WORK TASK
Check each line of the listing below for the string "title", then give only the number of lines where it occurs.

#### RECORD EXCERPTS

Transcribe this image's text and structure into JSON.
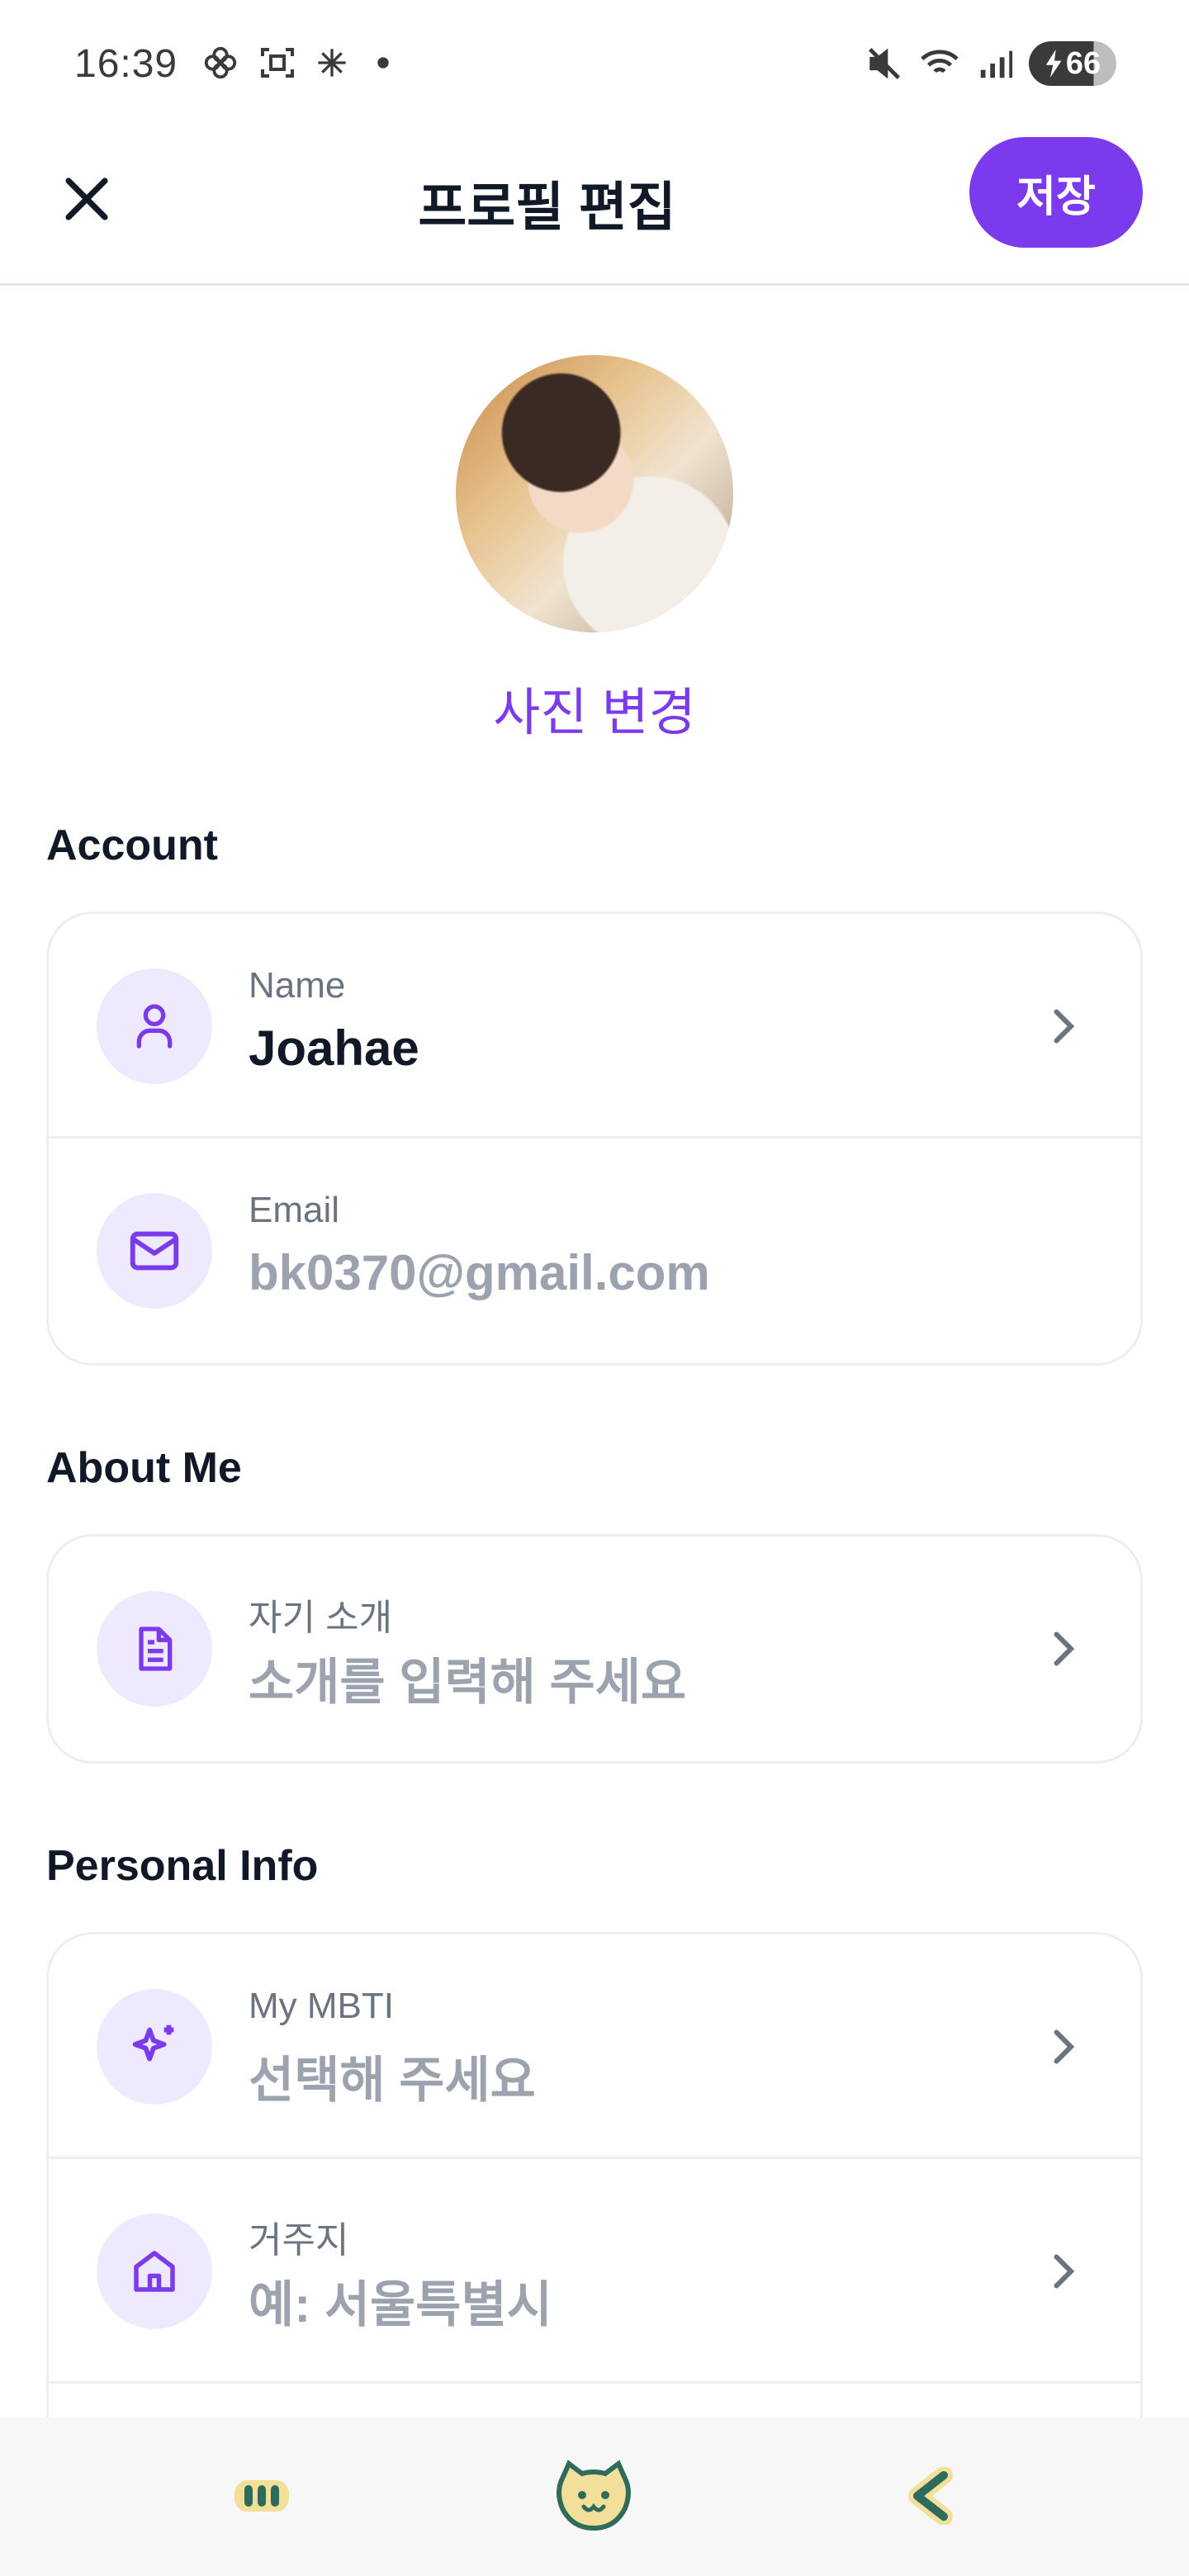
{
  "status_bar": {
    "time": "16:39",
    "battery": "66",
    "icons_left": [
      "flower-icon",
      "screenshot-icon",
      "snowflake-icon",
      "dot-icon"
    ],
    "icons_right": [
      "mute-icon",
      "wifi-icon",
      "signal-icon",
      "battery-icon"
    ]
  },
  "header": {
    "title": "프로필 편집",
    "save_label": "저장"
  },
  "profile": {
    "change_photo_label": "사진 변경"
  },
  "sections": {
    "account": {
      "title": "Account",
      "name_label": "Name",
      "name_value": "Joahae",
      "email_label": "Email",
      "email_value": "bk0370@gmail.com"
    },
    "about": {
      "title": "About Me",
      "intro_label": "자기 소개",
      "intro_placeholder": "소개를 입력해 주세요"
    },
    "personal": {
      "title": "Personal Info",
      "mbti_label": "My MBTI",
      "mbti_placeholder": "선택해 주세요",
      "residence_label": "거주지",
      "residence_placeholder": "예: 서울특별시"
    }
  },
  "colors": {
    "accent": "#7c3aed",
    "icon_bg": "#efe9fd",
    "nav_icon": "#f2df9a",
    "nav_icon_stroke": "#2f6b5a"
  }
}
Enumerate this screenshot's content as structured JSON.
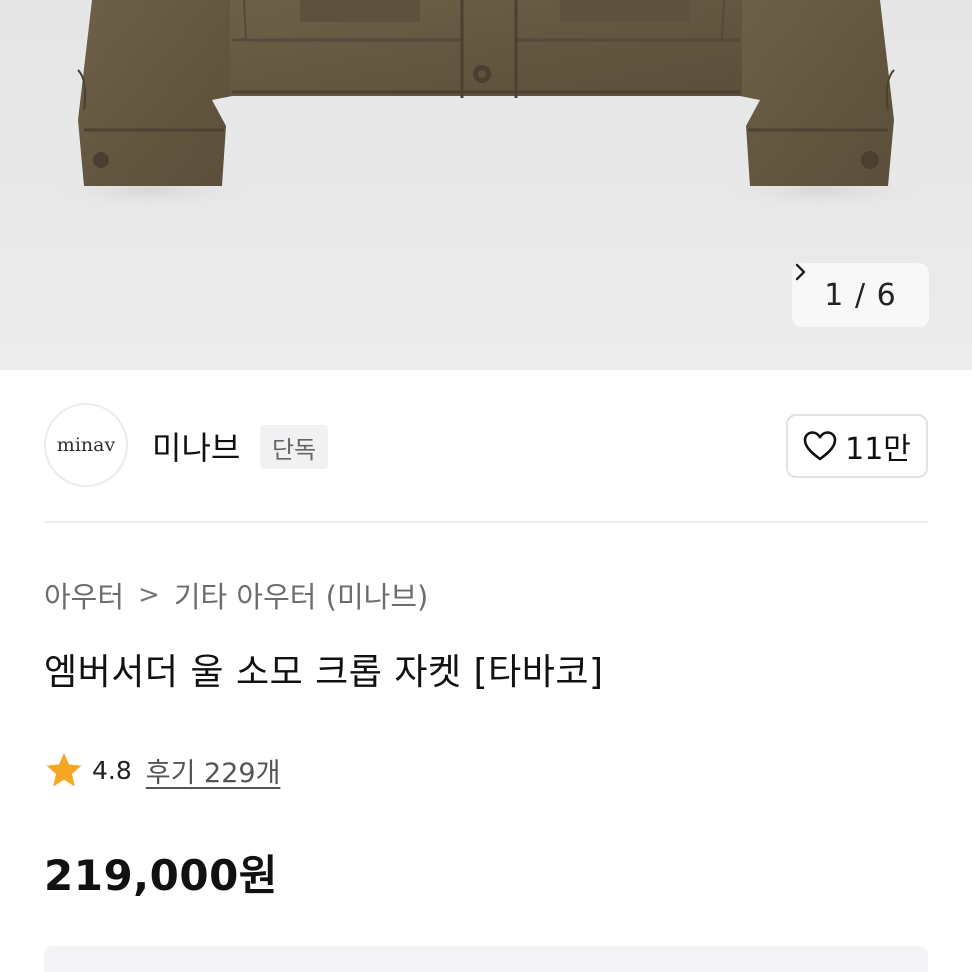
{
  "gallery": {
    "current": "1",
    "separator": "/",
    "total": "6",
    "next_icon": "chevron-right-icon"
  },
  "brand": {
    "logo_text": "minav",
    "name": "미나브",
    "badge": "단독"
  },
  "like": {
    "icon": "heart-outline-icon",
    "count": "11만"
  },
  "breadcrumb": {
    "items": [
      "아우터",
      "기타 아우터 (미나브)"
    ],
    "separator": ">"
  },
  "product": {
    "title": "엠버서더 울 소모 크롭 자켓 [타바코]",
    "rating": "4.8",
    "reviews": "후기 229개",
    "price": "219,000원"
  },
  "colors": {
    "star": "#f5a623",
    "jacket": "#6a5d45",
    "background": "#e8e8e8"
  }
}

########

RESULT
5